I always thought that when people ask about some country's food, they mean some signature cuisine that the country is well known for. Like hamburgers and hot dogs for US, borsch for Russia or noodles for China. That doesn't necessarily implies, that this country invented that cuisine or that there are no other local dishes. Like French pasta is very similar to China noodles, but both are known have their own cultural significance.
Possibly so, but my point was that talking about a "signature cuisine" of US may be just as hard as describing a "signature cuisine" of Europe, as US if quite big country with different cultures. I don't think e.g. French or Spanish recognize mämmi or Karelian pies (from Finland), let alone consider them as European "signature cuisines".
Sometimes it may be hard within one (European) country as well. Like an ex-colleague of mine (who was in fact from Denmark) once asked somewhere in France, possibly in Paris, one hotel butler whether he knows where there is a good fish restaurant, he said:
"Sure! In Marseille. Hue hue hue hue hue!" (that's how French people laugh)
Damn Frenchies with their sarcastic sense of humor! No wonder they almost lost WWII! Almost!
Edit: I see "Jauheliha" means ground meat, so I guess it's a very specific type of pizza, while frozen pizza can contain all kinds of ingredients (meat, fish, vegetarian).

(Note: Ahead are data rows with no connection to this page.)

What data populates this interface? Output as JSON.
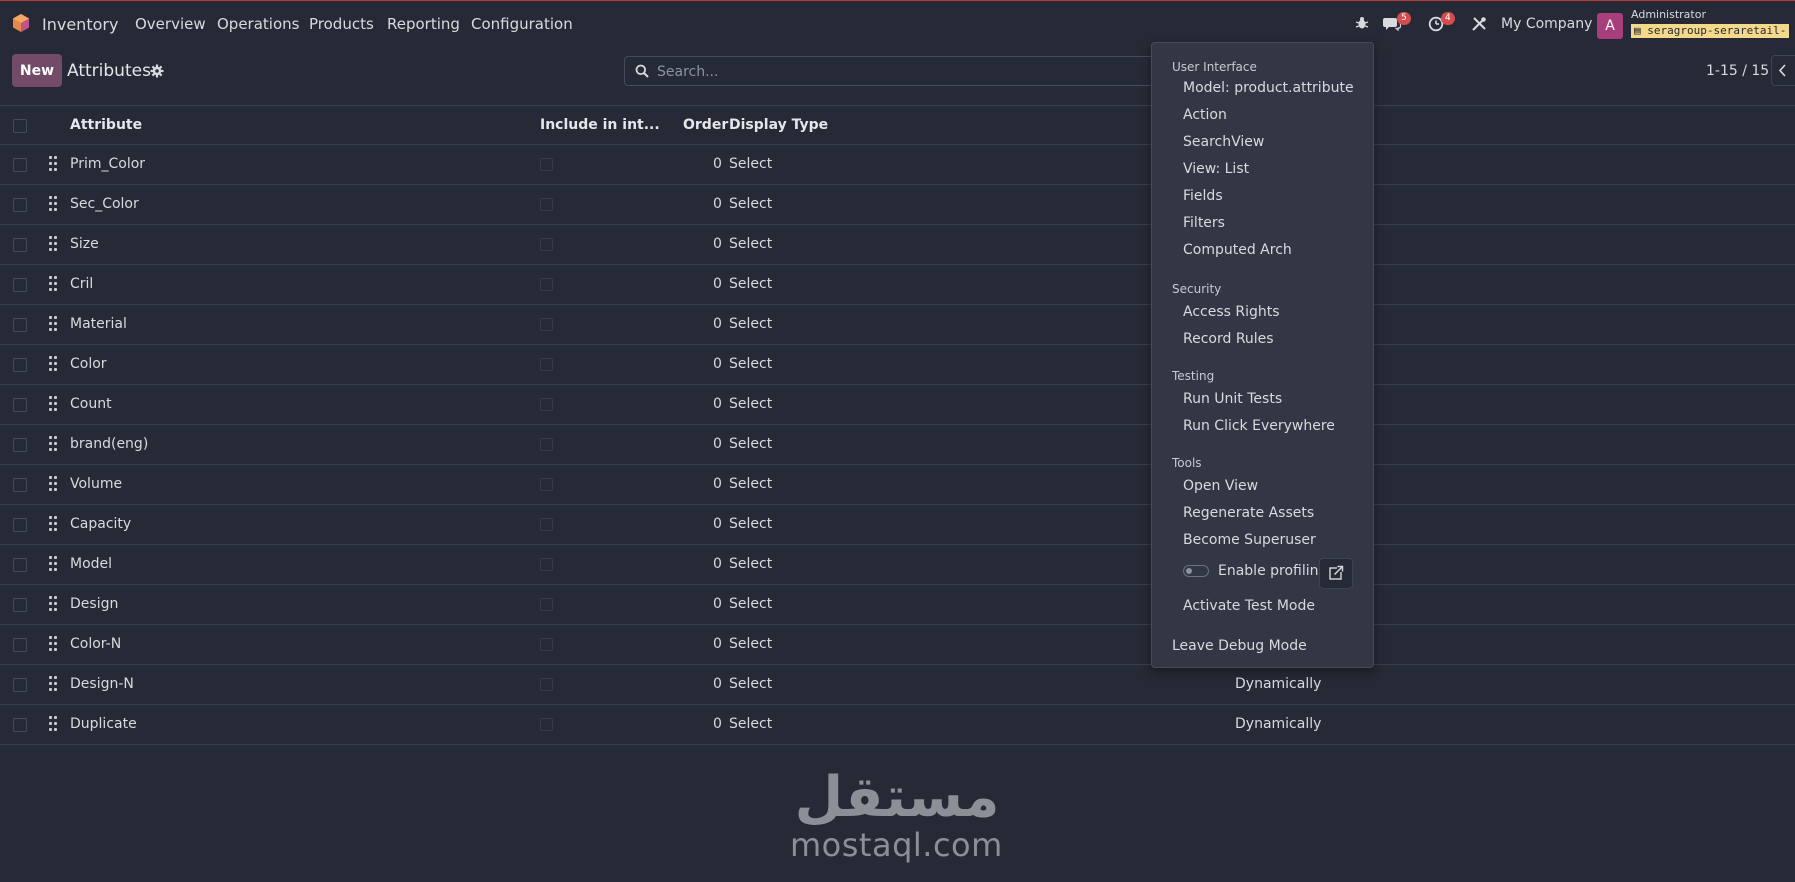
{
  "nav": {
    "app_name": "Inventory",
    "items": [
      "Overview",
      "Operations",
      "Products",
      "Reporting",
      "Configuration"
    ],
    "messages_count": "5",
    "activities_count": "4",
    "company": "My Company",
    "avatar_letter": "A",
    "user_name": "Administrator",
    "database": "seraretail-"
  },
  "control": {
    "new_label": "New",
    "breadcrumb": "Attributes",
    "search_placeholder": "Search...",
    "pager": "1-15 / 15"
  },
  "table": {
    "headers": {
      "attribute": "Attribute",
      "include": "Include in int...",
      "order": "Order",
      "display_type": "Display Type"
    },
    "rows": [
      {
        "name": "Prim_Color",
        "order": "0",
        "display": "Select",
        "variant": ""
      },
      {
        "name": "Sec_Color",
        "order": "0",
        "display": "Select",
        "variant": ""
      },
      {
        "name": "Size",
        "order": "0",
        "display": "Select",
        "variant": ""
      },
      {
        "name": "Cril",
        "order": "0",
        "display": "Select",
        "variant": ""
      },
      {
        "name": "Material",
        "order": "0",
        "display": "Select",
        "variant": ""
      },
      {
        "name": "Color",
        "order": "0",
        "display": "Select",
        "variant": ""
      },
      {
        "name": "Count",
        "order": "0",
        "display": "Select",
        "variant": ""
      },
      {
        "name": "brand(eng)",
        "order": "0",
        "display": "Select",
        "variant": ""
      },
      {
        "name": "Volume",
        "order": "0",
        "display": "Select",
        "variant": ""
      },
      {
        "name": "Capacity",
        "order": "0",
        "display": "Select",
        "variant": ""
      },
      {
        "name": "Model",
        "order": "0",
        "display": "Select",
        "variant": ""
      },
      {
        "name": "Design",
        "order": "0",
        "display": "Select",
        "variant": ""
      },
      {
        "name": "Color-N",
        "order": "0",
        "display": "Select",
        "variant": ""
      },
      {
        "name": "Design-N",
        "order": "0",
        "display": "Select",
        "variant": "Dynamically"
      },
      {
        "name": "Duplicate",
        "order": "0",
        "display": "Select",
        "variant": "Dynamically"
      }
    ]
  },
  "debug_menu": {
    "sections": [
      {
        "title": "User Interface",
        "items": [
          "Model: product.attribute",
          "Action",
          "SearchView",
          "View: List",
          "Fields",
          "Filters",
          "Computed Arch"
        ]
      },
      {
        "title": "Security",
        "items": [
          "Access Rights",
          "Record Rules"
        ]
      },
      {
        "title": "Testing",
        "items": [
          "Run Unit Tests",
          "Run Click Everywhere"
        ]
      },
      {
        "title": "Tools",
        "items": [
          "Open View",
          "Regenerate Assets",
          "Become Superuser"
        ]
      }
    ],
    "profiling_label": "Enable profiling",
    "test_mode": "Activate Test Mode",
    "leave_debug": "Leave Debug Mode"
  },
  "watermark": {
    "arabic": "مستقل",
    "latin": "mostaql.com"
  },
  "colors": {
    "background": "#262a36",
    "primary": "#714b67",
    "badge": "#d44c4c",
    "avatar": "#a63f7b",
    "db_tag": "#f5d98a"
  }
}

No they are not frozen, you just cut one end open from the plastic and put it into microwave for a couple of minutes, and eat. It is very basic, like minced meat (both pork and beef, like we Finns tend to like our minced meat), ketchup and cheese. Maybe it has some other ingredients too, but not much.
Every Finn have eaten one (or many) of those at one point of their lives, especially when they were students. It is almost impossible to avoid them.
Yeah we have those frozen pizzas too (from Dr Ötker, Grandiosa etc.), but they are like deluxe pizzas compared to those mudflaps. They are like what you eat on Sundays or other special occasions.